COVID-19 accelerated an already rapidly unfolding discussion about the future of work. The availability of flexible work resources is greater than ever, but many teams lack adequate governance in place to effectively leverage them. The most common mistake is to assume that remote work is essentially in-office work conducted elsewhere. Organizations that recognize and account for the differences have the greatest success. Here are some general tips to consider:
Policies provide a way for employers to outline their expectations and for employees to acknowledge those expectations. Remote work policies should clearly define standards for productivity, availability, professionalism, and communication. Policies should also describe HR, legal, IT, and other resources available to remote staff. No employee should feel less valued for working remotely.
Policies are supported by procedures which describe in detail how employees should perform their duties while working remotely. Procedures can be specific to roles or teams. Good procedures will also account for abnormal situations, such as what to do when loaned equipment fails or home internet is disrupted.

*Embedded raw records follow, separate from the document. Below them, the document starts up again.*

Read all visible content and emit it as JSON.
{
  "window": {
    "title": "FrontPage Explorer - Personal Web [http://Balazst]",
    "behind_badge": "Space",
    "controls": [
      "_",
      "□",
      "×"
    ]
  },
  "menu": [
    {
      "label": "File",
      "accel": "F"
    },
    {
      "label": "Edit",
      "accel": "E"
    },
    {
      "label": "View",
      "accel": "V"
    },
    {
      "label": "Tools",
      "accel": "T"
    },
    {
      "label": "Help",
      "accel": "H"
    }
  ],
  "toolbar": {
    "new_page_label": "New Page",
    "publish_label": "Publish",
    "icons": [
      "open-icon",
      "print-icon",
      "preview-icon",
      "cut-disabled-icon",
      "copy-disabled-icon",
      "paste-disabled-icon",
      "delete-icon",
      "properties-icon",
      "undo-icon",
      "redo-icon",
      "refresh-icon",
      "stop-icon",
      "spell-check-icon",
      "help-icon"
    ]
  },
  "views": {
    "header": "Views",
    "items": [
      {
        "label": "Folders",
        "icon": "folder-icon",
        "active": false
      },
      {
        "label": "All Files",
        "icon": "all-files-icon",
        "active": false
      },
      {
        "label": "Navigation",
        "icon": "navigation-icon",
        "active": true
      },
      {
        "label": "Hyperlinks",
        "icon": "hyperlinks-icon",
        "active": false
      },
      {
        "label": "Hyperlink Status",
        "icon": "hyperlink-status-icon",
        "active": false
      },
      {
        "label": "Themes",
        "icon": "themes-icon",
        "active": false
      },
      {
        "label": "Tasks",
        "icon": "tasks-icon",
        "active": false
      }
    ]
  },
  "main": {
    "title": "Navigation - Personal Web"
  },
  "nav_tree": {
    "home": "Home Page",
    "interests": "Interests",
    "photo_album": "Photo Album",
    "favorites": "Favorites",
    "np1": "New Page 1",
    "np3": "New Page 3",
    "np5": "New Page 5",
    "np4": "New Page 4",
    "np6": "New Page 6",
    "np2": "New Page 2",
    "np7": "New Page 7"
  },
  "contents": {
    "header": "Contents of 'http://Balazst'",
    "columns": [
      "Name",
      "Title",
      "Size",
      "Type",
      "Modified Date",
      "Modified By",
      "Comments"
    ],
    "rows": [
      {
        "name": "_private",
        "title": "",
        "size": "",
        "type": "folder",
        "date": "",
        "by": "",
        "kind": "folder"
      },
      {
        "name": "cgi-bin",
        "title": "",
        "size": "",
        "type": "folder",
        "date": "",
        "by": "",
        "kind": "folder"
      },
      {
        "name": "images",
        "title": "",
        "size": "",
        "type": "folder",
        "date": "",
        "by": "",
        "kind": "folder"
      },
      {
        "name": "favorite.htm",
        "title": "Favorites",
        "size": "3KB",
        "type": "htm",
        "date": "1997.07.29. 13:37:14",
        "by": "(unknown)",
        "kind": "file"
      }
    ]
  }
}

Employers should also strongly consider remote work training. Remote work is less intuitive than it seems and training can encourage staff to follow best practices such as maintaining a separate, distraction-free workspace, clearly defining work times, and creating ways to facilitate online communication.
Provide the right tools!
More systems and apps are not always better when working remotely. There should be enough to be productive, but not so many that staff feel stretched between them. Generally, one of each of these is necessary:
- An email and calendar platform such as Outlook
- An instant messaging tool such as Teams
- A virtual meeting tool such as Zoom
- A productivity suite such as Office 365
- A file management system such as OneDrive
Don’t forget security!
It’s easy to let your guard down at home, but security can be even more important without the controls in the physical office.
Policies and procedures should include information security guidance:
- Avoid public Wi-Fi and utilize VPNs
- Never use found or unknown flash drives
- Even at home, be cognizant of overheard conversations, disposal of printed materials, and locking screens.
- Most of all, work data should stay on work platforms!
Organizations must carefully consider whether to utilize internally owned and managed equipment or allow staff to bring-your-own-device (BYOD). BYOD environments can potentially save money and resources and allow staff to use equipment they know and like, but can make managing device security and preventing data loss more difficult.
It’s important to remember that the goal of remote work is flexibility. Remote work arrangements allow employees to work in the environments that fit them best, and a certain amount of trust must exist that staff will follow through. Additionally, sometimes ad hoc arrangements will be necessary due to unforeseen events. Don’t let the perfect become the enemy of the good!
Most importantly, remember the human!
Remote work processes focus on the use of technology, but never forget that humans are every organization’s most valuable resource. Humans are social creatures. We crave connection and face-to-face interaction. Employers should encourage webcam use whenever possible and sponsor social events. At Intrinium, we’ve stayed connected with dance parties, virtual movie nights, and lip-sync battles. Some Intrinium teams have even adopted daily video watercooler chats. Teams that feel engaged and connected will always outperform teams that don’t.
Intrinium has guided organizations large and small in developing effective, secure flexible work solutions. If your team is looking to expand remote work options, reach out to us today.